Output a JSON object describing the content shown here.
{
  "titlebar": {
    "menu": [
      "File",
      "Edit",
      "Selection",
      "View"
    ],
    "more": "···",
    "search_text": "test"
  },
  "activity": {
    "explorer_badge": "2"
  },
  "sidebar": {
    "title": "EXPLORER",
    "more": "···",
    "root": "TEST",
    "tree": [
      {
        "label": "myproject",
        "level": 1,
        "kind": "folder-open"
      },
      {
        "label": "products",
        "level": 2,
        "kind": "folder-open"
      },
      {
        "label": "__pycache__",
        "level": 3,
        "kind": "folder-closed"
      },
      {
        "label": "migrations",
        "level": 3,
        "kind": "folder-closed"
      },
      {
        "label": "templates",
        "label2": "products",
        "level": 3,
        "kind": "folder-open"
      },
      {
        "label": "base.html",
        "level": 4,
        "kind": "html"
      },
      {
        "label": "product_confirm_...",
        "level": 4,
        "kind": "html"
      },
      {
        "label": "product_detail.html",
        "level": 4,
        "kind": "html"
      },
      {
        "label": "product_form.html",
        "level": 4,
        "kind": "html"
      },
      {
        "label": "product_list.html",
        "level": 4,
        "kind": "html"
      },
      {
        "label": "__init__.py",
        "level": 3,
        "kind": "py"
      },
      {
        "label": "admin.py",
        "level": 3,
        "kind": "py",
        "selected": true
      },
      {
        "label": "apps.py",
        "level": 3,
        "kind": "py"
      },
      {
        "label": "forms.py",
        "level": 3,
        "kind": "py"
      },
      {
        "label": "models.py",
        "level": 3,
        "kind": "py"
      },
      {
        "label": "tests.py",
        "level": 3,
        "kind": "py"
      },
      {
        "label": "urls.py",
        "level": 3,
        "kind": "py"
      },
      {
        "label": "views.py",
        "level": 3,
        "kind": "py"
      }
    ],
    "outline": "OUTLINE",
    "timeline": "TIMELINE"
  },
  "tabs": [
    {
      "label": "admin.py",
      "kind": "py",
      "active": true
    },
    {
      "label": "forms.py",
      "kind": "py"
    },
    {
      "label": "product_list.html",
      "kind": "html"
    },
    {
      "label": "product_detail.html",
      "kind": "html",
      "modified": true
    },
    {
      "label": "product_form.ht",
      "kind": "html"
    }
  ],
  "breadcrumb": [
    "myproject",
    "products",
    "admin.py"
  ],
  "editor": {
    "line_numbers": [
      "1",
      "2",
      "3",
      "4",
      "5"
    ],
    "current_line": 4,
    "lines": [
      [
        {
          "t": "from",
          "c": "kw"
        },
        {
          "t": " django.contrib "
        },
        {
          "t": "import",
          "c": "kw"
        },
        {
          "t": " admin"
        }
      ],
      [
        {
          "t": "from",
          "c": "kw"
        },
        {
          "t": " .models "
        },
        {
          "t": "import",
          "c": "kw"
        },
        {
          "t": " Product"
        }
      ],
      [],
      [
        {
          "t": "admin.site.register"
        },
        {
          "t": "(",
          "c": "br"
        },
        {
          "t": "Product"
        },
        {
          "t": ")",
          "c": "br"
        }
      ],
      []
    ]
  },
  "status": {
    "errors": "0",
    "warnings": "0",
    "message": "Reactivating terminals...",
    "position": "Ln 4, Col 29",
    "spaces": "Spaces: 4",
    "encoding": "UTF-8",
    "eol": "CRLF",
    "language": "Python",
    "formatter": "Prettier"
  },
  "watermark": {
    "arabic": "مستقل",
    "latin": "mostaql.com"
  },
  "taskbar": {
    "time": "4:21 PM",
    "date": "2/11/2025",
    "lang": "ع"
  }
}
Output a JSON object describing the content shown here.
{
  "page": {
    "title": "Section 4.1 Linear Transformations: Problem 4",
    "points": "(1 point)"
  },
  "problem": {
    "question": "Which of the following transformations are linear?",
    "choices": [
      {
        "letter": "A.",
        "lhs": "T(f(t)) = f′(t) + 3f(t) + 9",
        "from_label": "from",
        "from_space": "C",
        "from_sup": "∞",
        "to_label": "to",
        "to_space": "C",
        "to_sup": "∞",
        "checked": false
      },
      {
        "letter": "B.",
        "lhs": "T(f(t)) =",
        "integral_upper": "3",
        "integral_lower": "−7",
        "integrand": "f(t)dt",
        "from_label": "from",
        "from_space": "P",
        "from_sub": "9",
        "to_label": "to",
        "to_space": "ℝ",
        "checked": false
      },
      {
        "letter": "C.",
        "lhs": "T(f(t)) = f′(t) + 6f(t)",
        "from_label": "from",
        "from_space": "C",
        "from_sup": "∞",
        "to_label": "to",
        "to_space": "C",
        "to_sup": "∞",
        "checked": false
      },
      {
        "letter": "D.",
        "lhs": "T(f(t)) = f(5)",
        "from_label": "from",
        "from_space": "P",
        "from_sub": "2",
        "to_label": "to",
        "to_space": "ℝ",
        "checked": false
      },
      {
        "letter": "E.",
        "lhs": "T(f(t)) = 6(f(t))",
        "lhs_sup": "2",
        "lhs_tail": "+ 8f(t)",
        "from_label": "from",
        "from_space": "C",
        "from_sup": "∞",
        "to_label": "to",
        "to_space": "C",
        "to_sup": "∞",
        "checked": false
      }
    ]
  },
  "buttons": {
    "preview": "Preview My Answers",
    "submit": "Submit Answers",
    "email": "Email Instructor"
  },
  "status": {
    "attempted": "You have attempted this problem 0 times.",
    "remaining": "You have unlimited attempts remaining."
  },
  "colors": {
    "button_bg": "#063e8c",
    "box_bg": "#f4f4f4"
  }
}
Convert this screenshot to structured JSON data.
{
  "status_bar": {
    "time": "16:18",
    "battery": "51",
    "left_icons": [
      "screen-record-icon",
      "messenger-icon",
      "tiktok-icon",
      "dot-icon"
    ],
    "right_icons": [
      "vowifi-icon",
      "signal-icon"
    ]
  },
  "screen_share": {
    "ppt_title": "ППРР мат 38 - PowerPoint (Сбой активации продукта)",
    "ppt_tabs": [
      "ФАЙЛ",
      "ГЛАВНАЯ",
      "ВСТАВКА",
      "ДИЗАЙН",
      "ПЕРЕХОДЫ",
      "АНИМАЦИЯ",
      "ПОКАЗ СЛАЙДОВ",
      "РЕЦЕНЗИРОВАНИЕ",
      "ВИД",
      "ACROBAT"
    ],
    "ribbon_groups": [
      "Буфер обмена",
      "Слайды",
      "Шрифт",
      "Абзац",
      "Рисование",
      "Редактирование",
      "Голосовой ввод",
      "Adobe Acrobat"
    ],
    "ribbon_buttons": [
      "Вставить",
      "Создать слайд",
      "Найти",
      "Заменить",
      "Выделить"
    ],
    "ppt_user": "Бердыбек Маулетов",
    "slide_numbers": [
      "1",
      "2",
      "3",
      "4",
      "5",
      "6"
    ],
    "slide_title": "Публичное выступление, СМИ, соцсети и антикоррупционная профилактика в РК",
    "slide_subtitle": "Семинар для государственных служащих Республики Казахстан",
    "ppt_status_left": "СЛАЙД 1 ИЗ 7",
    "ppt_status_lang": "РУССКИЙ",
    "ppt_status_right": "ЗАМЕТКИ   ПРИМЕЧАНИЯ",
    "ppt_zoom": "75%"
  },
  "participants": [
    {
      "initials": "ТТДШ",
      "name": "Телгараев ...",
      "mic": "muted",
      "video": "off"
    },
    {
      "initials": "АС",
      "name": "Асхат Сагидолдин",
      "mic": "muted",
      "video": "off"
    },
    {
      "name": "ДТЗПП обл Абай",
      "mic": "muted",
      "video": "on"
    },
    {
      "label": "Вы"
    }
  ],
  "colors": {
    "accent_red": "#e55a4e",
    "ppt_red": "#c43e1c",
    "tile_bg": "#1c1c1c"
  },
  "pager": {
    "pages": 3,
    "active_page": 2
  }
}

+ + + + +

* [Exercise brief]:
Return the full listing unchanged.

* [Answer space]:
Output a JSON object describing the content shown here.
{
  "titlebar": {
    "menu": [
      "File",
      "Edit",
      "Selection",
      "View"
    ],
    "more": "···",
    "search_text": "test"
  },
  "activity": {
    "explorer_badge": "2"
  },
  "sidebar": {
    "title": "EXPLORER",
    "more": "···",
    "root": "TEST",
    "tree": [
      {
        "label": "myproject",
        "level": 1,
        "kind": "folder-open"
      },
      {
        "label": "products",
        "level": 2,
        "kind": "folder-open"
      },
      {
        "label": "__pycache__",
        "level": 3,
        "kind": "folder-closed"
      },
      {
        "label": "migrations",
        "level": 3,
        "kind": "folder-closed"
      },
      {
        "label": "templates",
        "label2": "products",
        "level": 3,
        "kind": "folder-open"
      },
      {
        "label": "base.html",
        "level": 4,
        "kind": "html"
      },
      {
        "label": "product_confirm_...",
        "level": 4,
        "kind": "html"
      },
      {
        "label": "product_detail.html",
        "level": 4,
        "kind": "html"
      },
      {
        "label": "product_form.html",
        "level": 4,
        "kind": "html"
      },
      {
        "label": "product_list.html",
        "level": 4,
        "kind": "html"
      },
      {
        "label": "__init__.py",
        "level": 3,
        "kind": "py"
      },
      {
        "label": "admin.py",
        "level": 3,
        "kind": "py",
        "selected": true
      },
      {
        "label": "apps.py",
        "level": 3,
        "kind": "py"
      },
      {
        "label": "forms.py",
        "level": 3,
        "kind": "py"
      },
      {
        "label": "models.py",
        "level": 3,
        "kind": "py"
      },
      {
        "label": "tests.py",
        "level": 3,
        "kind": "py"
      },
      {
        "label": "urls.py",
        "level": 3,
        "kind": "py"
      },
      {
        "label": "views.py",
        "level": 3,
        "kind": "py"
      }
    ],
    "outline": "OUTLINE",
    "timeline": "TIMELINE"
  },
  "tabs": [
    {
      "label": "admin.py",
      "kind": "py",
      "active": true
    },
    {
      "label": "forms.py",
      "kind": "py"
    },
    {
      "label": "product_list.html",
      "kind": "html"
    },
    {
      "label": "product_detail.html",
      "kind": "html",
      "modified": true
    },
    {
      "label": "product_form.ht",
      "kind": "html"
    }
  ],
  "breadcrumb": [
    "myproject",
    "products",
    "admin.py"
  ],
  "editor": {
    "line_numbers": [
      "1",
      "2",
      "3",
      "4",
      "5"
    ],
    "current_line": 4,
    "lines": [
      [
        {
          "t": "from",
          "c": "kw"
        },
        {
          "t": " django.contrib "
        },
        {
          "t": "import",
          "c": "kw"
        },
        {
          "t": " admin"
        }
      ],
      [
        {
          "t": "from",
          "c": "kw"
        },
        {
          "t": " .models "
        },
        {
          "t": "import",
          "c": "kw"
        },
        {
          "t": " Product"
        }
      ],
      [],
      [
        {
          "t": "admin.site.register"
        },
        {
          "t": "(",
          "c": "br"
        },
        {
          "t": "Product"
        },
        {
          "t": ")",
          "c": "br"
        }
      ],
      []
    ]
  },
  "status": {
    "errors": "0",
    "warnings": "0",
    "message": "Reactivating terminals...",
    "position": "Ln 4, Col 29",
    "spaces": "Spaces: 4",
    "encoding": "UTF-8",
    "eol": "CRLF",
    "language": "Python",
    "formatter": "Prettier"
  },
  "watermark": {
    "arabic": "مستقل",
    "latin": "mostaql.com"
  },
  "taskbar": {
    "time": "4:21 PM",
    "date": "2/11/2025",
    "lang": "ع"
  }
}
Output a JSON object describing the content shown here.
{
  "page": {
    "title": "Section 4.1 Linear Transformations: Problem 4",
    "points": "(1 point)"
  },
  "problem": {
    "question": "Which of the following transformations are linear?",
    "choices": [
      {
        "letter": "A.",
        "lhs": "T(f(t)) = f′(t) + 3f(t) + 9",
        "from_label": "from",
        "from_space": "C",
        "from_sup": "∞",
        "to_label": "to",
        "to_space": "C",
        "to_sup": "∞",
        "checked": false
      },
      {
        "letter": "B.",
        "lhs": "T(f(t)) =",
        "integral_upper": "3",
        "integral_lower": "−7",
        "integrand": "f(t)dt",
        "from_label": "from",
        "from_space": "P",
        "from_sub": "9",
        "to_label": "to",
        "to_space": "ℝ",
        "checked": false
      },
      {
        "letter": "C.",
        "lhs": "T(f(t)) = f′(t) + 6f(t)",
        "from_label": "from",
        "from_space": "C",
        "from_sup": "∞",
        "to_label": "to",
        "to_space": "C",
        "to_sup": "∞",
        "checked": false
      },
      {
        "letter": "D.",
        "lhs": "T(f(t)) = f(5)",
        "from_label": "from",
        "from_space": "P",
        "from_sub": "2",
        "to_label": "to",
        "to_space": "ℝ",
        "checked": false
      },
      {
        "letter": "E.",
        "lhs": "T(f(t)) = 6(f(t))",
        "lhs_sup": "2",
        "lhs_tail": "+ 8f(t)",
        "from_label": "from",
        "from_space": "C",
        "from_sup": "∞",
        "to_label": "to",
        "to_space": "C",
        "to_sup": "∞",
        "checked": false
      }
    ]
  },
  "buttons": {
    "preview": "Preview My Answers",
    "submit": "Submit Answers",
    "email": "Email Instructor"
  },
  "status": {
    "attempted": "You have attempted this problem 0 times.",
    "remaining": "You have unlimited attempts remaining."
  },
  "colors": {
    "button_bg": "#063e8c",
    "box_bg": "#f4f4f4"
  }
}
Convert this screenshot to structured JSON data.
{
  "status_bar": {
    "time": "16:18",
    "battery": "51",
    "left_icons": [
      "screen-record-icon",
      "messenger-icon",
      "tiktok-icon",
      "dot-icon"
    ],
    "right_icons": [
      "vowifi-icon",
      "signal-icon"
    ]
  },
  "screen_share": {
    "ppt_title": "ППРР мат 38 - PowerPoint (Сбой активации продукта)",
    "ppt_tabs": [
      "ФАЙЛ",
      "ГЛАВНАЯ",
      "ВСТАВКА",
      "ДИЗАЙН",
      "ПЕРЕХОДЫ",
      "АНИМАЦИЯ",
      "ПОКАЗ СЛАЙДОВ",
      "РЕЦЕНЗИРОВАНИЕ",
      "ВИД",
      "ACROBAT"
    ],
    "ribbon_groups": [
      "Буфер обмена",
      "Слайды",
      "Шрифт",
      "Абзац",
      "Рисование",
      "Редактирование",
      "Голосовой ввод",
      "Adobe Acrobat"
    ],
    "ribbon_buttons": [
      "Вставить",
      "Создать слайд",
      "Найти",
      "Заменить",
      "Выделить"
    ],
    "ppt_user": "Бердыбек Маулетов",
    "slide_numbers": [
      "1",
      "2",
      "3",
      "4",
      "5",
      "6"
    ],
    "slide_title": "Публичное выступление, СМИ, соцсети и антикоррупционная профилактика в РК",
    "slide_subtitle": "Семинар для государственных служащих Республики Казахстан",
    "ppt_status_left": "СЛАЙД 1 ИЗ 7",
    "ppt_status_lang": "РУССКИЙ",
    "ppt_status_right": "ЗАМЕТКИ   ПРИМЕЧАНИЯ",
    "ppt_zoom": "75%"
  },
  "participants": [
    {
      "initials": "ТТДШ",
      "name": "Телгараев ...",
      "mic": "muted",
      "video": "off"
    },
    {
      "initials": "АС",
      "name": "Асхат Сагидолдин",
      "mic": "muted",
      "video": "off"
    },
    {
      "name": "ДТЗПП обл Абай",
      "mic": "muted",
      "video": "on"
    },
    {
      "label": "Вы"
    }
  ],
  "colors": {
    "accent_red": "#e55a4e",
    "ppt_red": "#c43e1c",
    "tile_bg": "#1c1c1c"
  },
  "pager": {
    "pages": 3,
    "active_page": 2
  }
}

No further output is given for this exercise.